### EXCERPTED DATA
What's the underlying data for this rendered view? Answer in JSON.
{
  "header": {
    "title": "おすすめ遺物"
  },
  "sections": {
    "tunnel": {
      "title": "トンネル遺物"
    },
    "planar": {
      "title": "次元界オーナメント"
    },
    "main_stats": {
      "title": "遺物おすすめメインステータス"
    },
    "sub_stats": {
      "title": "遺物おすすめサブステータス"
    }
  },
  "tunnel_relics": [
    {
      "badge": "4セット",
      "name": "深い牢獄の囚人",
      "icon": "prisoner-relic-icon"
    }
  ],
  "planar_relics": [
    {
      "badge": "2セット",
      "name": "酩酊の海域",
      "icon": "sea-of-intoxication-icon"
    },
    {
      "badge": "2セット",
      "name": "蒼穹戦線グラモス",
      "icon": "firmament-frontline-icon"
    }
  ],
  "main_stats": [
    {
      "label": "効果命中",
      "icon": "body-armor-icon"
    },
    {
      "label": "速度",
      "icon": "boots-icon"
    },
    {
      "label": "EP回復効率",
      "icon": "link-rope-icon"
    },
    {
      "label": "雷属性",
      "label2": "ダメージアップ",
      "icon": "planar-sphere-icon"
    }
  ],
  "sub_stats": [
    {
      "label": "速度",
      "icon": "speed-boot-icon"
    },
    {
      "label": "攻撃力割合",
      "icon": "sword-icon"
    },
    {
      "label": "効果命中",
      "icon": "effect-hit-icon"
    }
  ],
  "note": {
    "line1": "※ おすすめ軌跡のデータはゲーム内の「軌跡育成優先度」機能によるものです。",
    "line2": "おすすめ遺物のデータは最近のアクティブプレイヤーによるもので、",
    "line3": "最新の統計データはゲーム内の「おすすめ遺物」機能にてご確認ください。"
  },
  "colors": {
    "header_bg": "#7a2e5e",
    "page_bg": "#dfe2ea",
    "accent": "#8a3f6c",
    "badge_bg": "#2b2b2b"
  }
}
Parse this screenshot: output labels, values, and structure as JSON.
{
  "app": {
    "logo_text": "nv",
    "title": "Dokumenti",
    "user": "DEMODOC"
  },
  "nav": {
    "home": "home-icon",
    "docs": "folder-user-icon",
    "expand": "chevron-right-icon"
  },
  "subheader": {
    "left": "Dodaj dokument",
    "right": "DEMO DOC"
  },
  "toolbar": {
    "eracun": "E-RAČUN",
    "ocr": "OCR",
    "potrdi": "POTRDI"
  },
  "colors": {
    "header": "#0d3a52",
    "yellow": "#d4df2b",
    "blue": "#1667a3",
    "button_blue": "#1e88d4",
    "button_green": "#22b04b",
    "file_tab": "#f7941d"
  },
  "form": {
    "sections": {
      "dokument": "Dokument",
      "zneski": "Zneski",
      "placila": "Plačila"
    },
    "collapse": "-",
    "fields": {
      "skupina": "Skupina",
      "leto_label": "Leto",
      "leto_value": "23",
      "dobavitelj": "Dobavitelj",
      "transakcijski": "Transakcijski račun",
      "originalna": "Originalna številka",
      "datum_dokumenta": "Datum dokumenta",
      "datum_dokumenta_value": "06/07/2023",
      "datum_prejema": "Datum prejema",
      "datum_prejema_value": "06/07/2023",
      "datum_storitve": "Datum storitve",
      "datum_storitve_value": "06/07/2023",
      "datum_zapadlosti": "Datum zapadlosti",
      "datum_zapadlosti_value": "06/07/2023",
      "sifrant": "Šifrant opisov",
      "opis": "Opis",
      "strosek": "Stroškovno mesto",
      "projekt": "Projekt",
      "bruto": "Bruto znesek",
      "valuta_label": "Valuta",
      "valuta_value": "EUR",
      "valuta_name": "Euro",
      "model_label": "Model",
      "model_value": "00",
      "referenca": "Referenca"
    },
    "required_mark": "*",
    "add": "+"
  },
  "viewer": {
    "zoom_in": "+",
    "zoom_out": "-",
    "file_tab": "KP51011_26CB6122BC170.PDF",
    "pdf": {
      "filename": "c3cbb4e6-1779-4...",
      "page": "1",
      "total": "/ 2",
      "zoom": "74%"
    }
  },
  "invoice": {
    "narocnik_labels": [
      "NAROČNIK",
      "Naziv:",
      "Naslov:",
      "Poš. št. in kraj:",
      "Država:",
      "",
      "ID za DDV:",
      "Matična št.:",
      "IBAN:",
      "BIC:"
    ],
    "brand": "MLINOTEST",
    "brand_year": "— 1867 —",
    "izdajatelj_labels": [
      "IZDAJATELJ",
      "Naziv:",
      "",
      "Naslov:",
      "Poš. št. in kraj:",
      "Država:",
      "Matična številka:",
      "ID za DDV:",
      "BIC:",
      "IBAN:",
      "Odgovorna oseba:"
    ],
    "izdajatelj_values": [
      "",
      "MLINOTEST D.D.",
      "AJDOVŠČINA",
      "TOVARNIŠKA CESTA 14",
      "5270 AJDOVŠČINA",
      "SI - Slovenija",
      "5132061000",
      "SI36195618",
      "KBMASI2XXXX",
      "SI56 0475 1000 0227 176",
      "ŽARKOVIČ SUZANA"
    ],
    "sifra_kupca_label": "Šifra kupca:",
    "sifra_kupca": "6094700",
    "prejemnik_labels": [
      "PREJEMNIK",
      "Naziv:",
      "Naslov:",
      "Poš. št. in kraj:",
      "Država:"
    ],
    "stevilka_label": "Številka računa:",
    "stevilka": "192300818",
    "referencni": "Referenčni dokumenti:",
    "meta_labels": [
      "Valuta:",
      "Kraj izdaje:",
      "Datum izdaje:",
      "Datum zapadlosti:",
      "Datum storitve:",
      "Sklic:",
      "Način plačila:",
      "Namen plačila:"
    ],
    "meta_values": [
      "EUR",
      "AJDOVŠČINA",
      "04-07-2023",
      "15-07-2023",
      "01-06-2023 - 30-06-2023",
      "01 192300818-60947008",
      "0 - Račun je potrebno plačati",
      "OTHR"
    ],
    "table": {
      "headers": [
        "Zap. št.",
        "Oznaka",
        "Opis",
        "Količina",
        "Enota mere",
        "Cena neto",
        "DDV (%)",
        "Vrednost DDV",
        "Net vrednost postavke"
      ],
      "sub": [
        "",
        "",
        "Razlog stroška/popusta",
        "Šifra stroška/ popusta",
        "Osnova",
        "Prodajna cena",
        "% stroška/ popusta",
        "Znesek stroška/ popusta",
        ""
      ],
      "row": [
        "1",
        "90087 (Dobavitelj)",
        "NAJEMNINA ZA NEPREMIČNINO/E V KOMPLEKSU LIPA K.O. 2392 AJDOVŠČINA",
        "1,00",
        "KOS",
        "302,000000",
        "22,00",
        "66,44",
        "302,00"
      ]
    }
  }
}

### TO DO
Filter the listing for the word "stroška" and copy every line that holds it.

### ANSWER BOX
        "Razlog stroška/popusta",
        "Šifra stroška/ popusta",
        "% stroška/ popusta",
        "Znesek stroška/ popusta",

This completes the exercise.